George Soros’ Guardian op-ed urging the EU to regulate Google and Facebook to reign in the kind of content that helped lead to the election of Donald Trump has sparked an angry response online, with users saying that Soros frightened them more than the internet companies did, or that the billionaire himself should be “regulated in prison.”
In his piece, Soros complained that Google and Facebook were engaged in a variety of “nefarious” activities, with their content, for which they bear no responsibility, “interfer[ing] with the functioning of democracy and the integrity of elections.”
Soros, known for his open interference, financial and otherwise, in the domestic affairs of countries around the world, complained that the internet companies’ products were making people easier to manipulate, and noted that this “played an important role in the 2016 US presidential election.”
Insisting that Google and Facebook “have neither the will nor the inclination to protect society against the consequences of their actions,” Soros insisted that regulatory authorities “protect society against them,” starting in Europe, where he said authorities would have a better shot at doing so than in the US.

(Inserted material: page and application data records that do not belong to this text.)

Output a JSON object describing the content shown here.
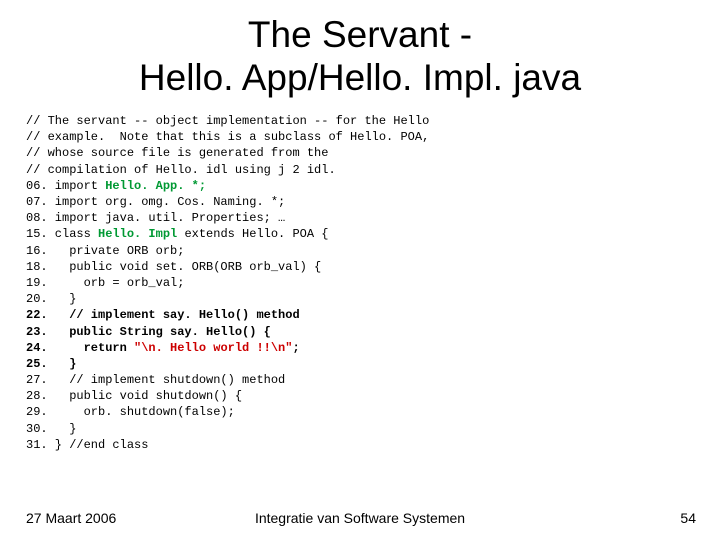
{
  "title_line1": "The Servant -",
  "title_line2": "Hello. App/Hello. Impl. java",
  "code": {
    "c01": "// The servant -- object implementation -- for the Hello",
    "c02": "// example.  Note that this is a subclass of Hello. POA,",
    "c03": "// whose source file is generated from the",
    "c04": "// compilation of Hello. idl using j 2 idl.",
    "l06a": "06. import ",
    "l06b": "Hello. App. *;",
    "l07": "07. import org. omg. Cos. Naming. *;",
    "l08": "08. import java. util. Properties; …",
    "l15a": "15. class ",
    "l15b": "Hello. Impl ",
    "l15c": "extends Hello. POA {",
    "l16": "16.   private ORB orb;",
    "l18": "18.   public void set. ORB(ORB orb_val) {",
    "l19": "19.     orb = orb_val;",
    "l20": "20.   }",
    "l22": "22.   // implement say. Hello() method",
    "l23": "23.   public String say. Hello() {",
    "l24": "24.     return \"\\n. Hello world !!\\n\";",
    "l25": "25.   }",
    "l27": "27.   // implement shutdown() method",
    "l28": "28.   public void shutdown() {",
    "l29": "29.     orb. shutdown(false);",
    "l30": "30.   }",
    "l31": "31. } //end class"
  },
  "footer": {
    "date": "27 Maart 2006",
    "center": "Integratie van Software Systemen",
    "page": "54"
  }
}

Most readers of Soros’ op-ed weren’t so certain about his characterization of the problem. In fact, as the top commenter in the Guardian’s comment section put it: “I much more frightened of George Soros than I am of Google or Facebook.”
“Lessons in democracy from a billionaire? No thanks mate!”, another user quipped. “Rule of thumb, if George Soros is for it, it is definitely for his benefit only,” a third wrote.
Recalling Soros’ own record as a cutthroat currency speculator, yet another user noted that it was “a bit rich” to hear him complaining about Google and Facebook’s “near-monopoly” status:
“Mr. Soros was slightly less pompous and preachy back in the days when he was happy to make billions by shorting currency in Europe and Asia without a moment’s thought for the misery it would heap on millions of people,” the commentator wrote. “It’s a bit rich complaining about other platforms destroying the lives of the proles when he has his own bought and paid-for platform in Brussels that’s engaged in stripping workers’ rights through EU member states.”
Soros repeated his message from his official Twitter page, and got a similarly visceral response:
What you mean his you have no sole control of the made up bs narrative you want to put out and it frustrates you!
— Ray Lopez (@RayLope26178723) February 18, 2018
We disagree profoundly on this point. Facebook and Twitter and the vast resources of information available through google have leveled the playing field for ordinary people and have broken the tyranny of the MSM which serves only the rich and powerful and exposed #fakenews. pic.twitter.com/TnW7A7KM7N
— Anne Armstrong (@AvengingAnnieRI) February 16, 2018
You should be more regulated in prison
— Ninja Alex 忍者420 (@NinjaAlex420) February 16, 2018
Soros was convicted of insider trading in 2002 by a French court and fined 2.2 million euros, a conviction upheld by the European Court of Human Rights in 2011. Best known in the business world for currency speculation against the British pound in 1992, which made him his first billion, Soros has been actively engaged in a series of campaigns to influence politics around the world, from the US to the UK to Eastern Europe, including Russia.